**Your instructions**
Below are the entries; determine how many of their lines contain the string "this" and give that figure alone.

**Data**
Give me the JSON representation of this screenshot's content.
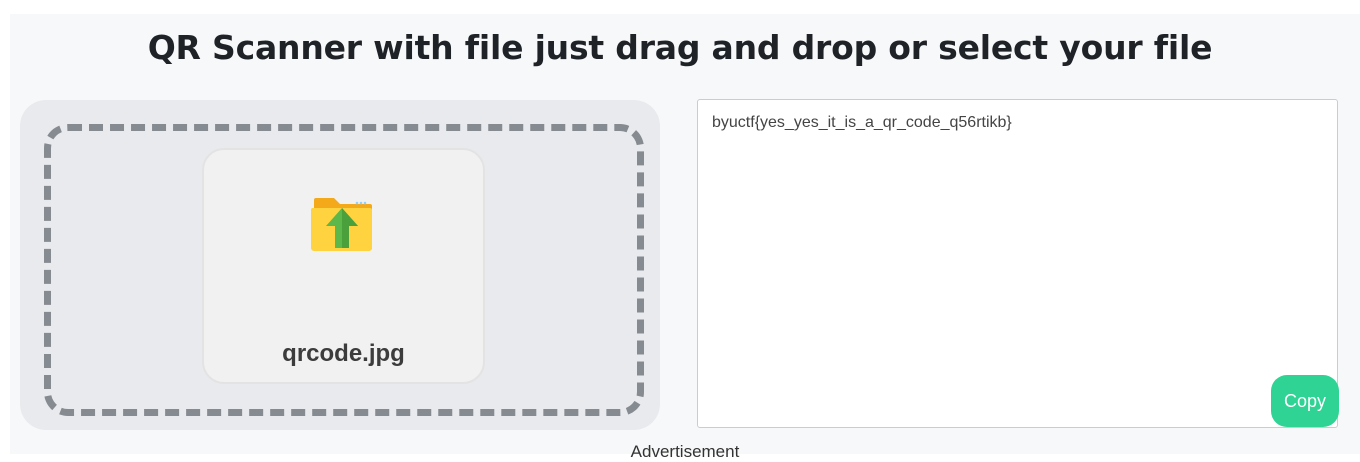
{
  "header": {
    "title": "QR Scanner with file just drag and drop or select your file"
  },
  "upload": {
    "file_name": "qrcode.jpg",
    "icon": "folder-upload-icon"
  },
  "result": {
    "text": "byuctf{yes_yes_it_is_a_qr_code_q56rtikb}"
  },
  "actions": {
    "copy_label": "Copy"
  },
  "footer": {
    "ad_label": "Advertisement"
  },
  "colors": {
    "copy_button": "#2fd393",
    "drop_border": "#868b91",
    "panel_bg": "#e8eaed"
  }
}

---

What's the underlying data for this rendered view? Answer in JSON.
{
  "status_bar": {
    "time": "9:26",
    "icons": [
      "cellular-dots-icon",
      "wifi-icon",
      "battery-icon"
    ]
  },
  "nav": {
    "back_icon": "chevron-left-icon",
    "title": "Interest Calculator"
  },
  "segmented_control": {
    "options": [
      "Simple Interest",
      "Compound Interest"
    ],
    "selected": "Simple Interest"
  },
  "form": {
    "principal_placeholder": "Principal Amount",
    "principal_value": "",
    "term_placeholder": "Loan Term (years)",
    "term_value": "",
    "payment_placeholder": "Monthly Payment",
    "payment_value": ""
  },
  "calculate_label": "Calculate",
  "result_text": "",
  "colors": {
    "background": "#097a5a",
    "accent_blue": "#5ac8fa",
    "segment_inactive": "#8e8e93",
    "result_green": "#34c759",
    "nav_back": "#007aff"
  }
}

**Answer for the task**
2